That disparity has been the subject of longstanding investigations, with South Yorkshire Police Authority – the body which preceded the Police and Crime Commissioner in South Yorkshire – commissioning its own research into how stop and search was operated.

The huge fall in numbers of searches conducted by the South Yorkshire force corresponded to an initiative launched in 2014 by then Home Secretary Theresa May to reduce the use of such tactics.

Police and Crime Commissioner Dr Alan Billings is now responsible for the South Yorkshire force and he has an independent ethics panel which has investigated and reported back on the issue.

Their report states: “Against the background of a rise in knife crime, particularly in London, the view is gaining ground that stop and search powers can offer valuable public protection.

“For example, during this year the Commissioner found at a public meeting in Burngreave, Sheffield, that mothers of young adults expressed that view.

“In South Yorkshire there was a 15 per cent increase in knife crime in 2017/18 compared with the previous period.

“Following a period in which officers have become more hesitant to exercise powers of stop and search, not least because of negative comment from Her Majesty’s Inspectors, South Yorkshire Police took the initiative and issued fresh written guidance to its officers, backed up with a video message from the Chief Constable.”

Panel members were invited by police to scrutinise their handling of stop and search incidents and the report states: “The panel was greatly reassured to learn that the public readily cooperated when they were used, for example when a ‘knife arch’ metallic search device was set up in Carver Street in Sheffield.”

Figures for South Yorkshire show black, Asian and other visibly ethnic minority citizens were almost three times as likely last year to face stop and search as other citizens, a figure which has fallen from 3.6 times as likely two years previously.

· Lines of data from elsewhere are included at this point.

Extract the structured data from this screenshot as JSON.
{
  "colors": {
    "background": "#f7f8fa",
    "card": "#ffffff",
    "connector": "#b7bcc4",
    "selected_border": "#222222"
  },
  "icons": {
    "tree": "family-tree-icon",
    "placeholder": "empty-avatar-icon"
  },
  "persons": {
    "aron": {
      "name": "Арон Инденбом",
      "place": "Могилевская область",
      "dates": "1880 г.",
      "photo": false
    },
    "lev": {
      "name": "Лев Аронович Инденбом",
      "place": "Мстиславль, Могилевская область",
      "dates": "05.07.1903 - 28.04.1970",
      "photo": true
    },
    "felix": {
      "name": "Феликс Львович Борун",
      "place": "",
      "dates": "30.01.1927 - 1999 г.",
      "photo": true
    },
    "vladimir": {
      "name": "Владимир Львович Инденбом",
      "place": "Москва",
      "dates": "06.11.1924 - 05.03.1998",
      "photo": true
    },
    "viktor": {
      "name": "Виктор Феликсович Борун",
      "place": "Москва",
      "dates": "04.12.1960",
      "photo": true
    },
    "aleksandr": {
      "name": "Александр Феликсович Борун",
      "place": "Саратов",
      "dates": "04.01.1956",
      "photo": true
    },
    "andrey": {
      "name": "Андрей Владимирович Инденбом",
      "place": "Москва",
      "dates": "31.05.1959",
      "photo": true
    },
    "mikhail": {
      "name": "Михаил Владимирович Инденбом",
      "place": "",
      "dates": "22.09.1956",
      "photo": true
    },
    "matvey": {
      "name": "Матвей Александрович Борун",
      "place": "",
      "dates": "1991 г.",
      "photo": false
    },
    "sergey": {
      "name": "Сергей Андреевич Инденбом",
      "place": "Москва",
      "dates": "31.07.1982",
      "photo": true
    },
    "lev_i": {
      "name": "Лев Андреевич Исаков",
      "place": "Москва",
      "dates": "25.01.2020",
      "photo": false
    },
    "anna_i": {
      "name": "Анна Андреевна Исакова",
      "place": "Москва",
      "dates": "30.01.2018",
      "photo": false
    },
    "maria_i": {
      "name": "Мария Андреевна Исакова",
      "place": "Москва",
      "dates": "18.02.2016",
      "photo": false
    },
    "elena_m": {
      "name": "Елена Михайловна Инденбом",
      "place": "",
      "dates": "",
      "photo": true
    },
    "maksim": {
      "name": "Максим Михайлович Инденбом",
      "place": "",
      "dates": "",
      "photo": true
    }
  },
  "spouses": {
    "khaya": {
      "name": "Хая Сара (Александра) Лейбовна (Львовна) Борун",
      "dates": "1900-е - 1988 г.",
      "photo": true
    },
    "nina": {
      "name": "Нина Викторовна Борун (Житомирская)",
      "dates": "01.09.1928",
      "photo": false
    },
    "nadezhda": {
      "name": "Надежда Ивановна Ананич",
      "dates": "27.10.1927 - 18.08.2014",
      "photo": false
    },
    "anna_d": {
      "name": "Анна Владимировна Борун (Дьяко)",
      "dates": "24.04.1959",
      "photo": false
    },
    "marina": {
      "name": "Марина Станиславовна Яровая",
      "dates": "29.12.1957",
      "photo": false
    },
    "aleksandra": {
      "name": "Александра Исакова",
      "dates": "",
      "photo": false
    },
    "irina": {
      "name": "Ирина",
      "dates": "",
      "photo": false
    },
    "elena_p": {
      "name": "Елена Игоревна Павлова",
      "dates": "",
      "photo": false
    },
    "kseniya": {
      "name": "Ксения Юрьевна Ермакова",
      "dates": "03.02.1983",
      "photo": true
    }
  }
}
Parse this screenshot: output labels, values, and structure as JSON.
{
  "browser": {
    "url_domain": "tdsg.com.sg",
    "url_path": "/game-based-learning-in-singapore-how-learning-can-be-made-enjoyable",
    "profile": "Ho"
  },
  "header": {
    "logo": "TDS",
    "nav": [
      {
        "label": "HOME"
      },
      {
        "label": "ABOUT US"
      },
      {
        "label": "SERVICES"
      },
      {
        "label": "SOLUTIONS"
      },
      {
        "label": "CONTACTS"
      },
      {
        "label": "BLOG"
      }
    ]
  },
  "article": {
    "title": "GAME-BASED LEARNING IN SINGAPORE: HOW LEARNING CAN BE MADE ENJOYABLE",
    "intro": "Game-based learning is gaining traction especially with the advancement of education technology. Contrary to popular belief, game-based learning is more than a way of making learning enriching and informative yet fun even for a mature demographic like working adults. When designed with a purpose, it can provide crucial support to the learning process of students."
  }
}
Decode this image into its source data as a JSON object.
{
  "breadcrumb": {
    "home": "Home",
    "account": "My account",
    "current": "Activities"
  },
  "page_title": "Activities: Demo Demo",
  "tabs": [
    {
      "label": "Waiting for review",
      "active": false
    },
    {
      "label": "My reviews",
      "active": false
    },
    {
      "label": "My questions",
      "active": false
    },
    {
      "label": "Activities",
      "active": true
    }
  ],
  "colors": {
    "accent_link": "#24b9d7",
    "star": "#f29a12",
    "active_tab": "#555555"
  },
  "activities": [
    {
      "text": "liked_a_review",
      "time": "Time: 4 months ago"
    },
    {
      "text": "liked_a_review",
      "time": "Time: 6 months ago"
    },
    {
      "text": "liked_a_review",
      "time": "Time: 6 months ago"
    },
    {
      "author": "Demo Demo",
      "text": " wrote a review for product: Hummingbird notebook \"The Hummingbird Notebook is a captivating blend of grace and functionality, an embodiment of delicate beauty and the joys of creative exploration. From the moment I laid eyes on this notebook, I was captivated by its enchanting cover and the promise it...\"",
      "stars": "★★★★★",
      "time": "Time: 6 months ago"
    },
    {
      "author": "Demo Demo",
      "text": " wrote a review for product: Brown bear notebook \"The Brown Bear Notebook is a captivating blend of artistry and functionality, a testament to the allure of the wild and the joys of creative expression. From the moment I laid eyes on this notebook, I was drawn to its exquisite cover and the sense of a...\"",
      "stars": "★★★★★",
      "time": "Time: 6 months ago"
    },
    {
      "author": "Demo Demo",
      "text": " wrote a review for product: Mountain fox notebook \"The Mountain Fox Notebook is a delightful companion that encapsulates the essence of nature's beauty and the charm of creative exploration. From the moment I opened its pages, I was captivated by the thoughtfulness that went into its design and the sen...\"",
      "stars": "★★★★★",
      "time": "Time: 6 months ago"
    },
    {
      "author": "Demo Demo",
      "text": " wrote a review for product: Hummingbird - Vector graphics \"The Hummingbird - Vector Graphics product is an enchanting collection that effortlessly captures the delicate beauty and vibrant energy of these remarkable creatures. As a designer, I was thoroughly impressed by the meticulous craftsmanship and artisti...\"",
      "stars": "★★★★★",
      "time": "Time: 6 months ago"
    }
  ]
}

Although the panel acknowledges black and minority ethnic citizens make up a disproportionate number of the victims of violent crime, which may account for the situation, they still recommend further research.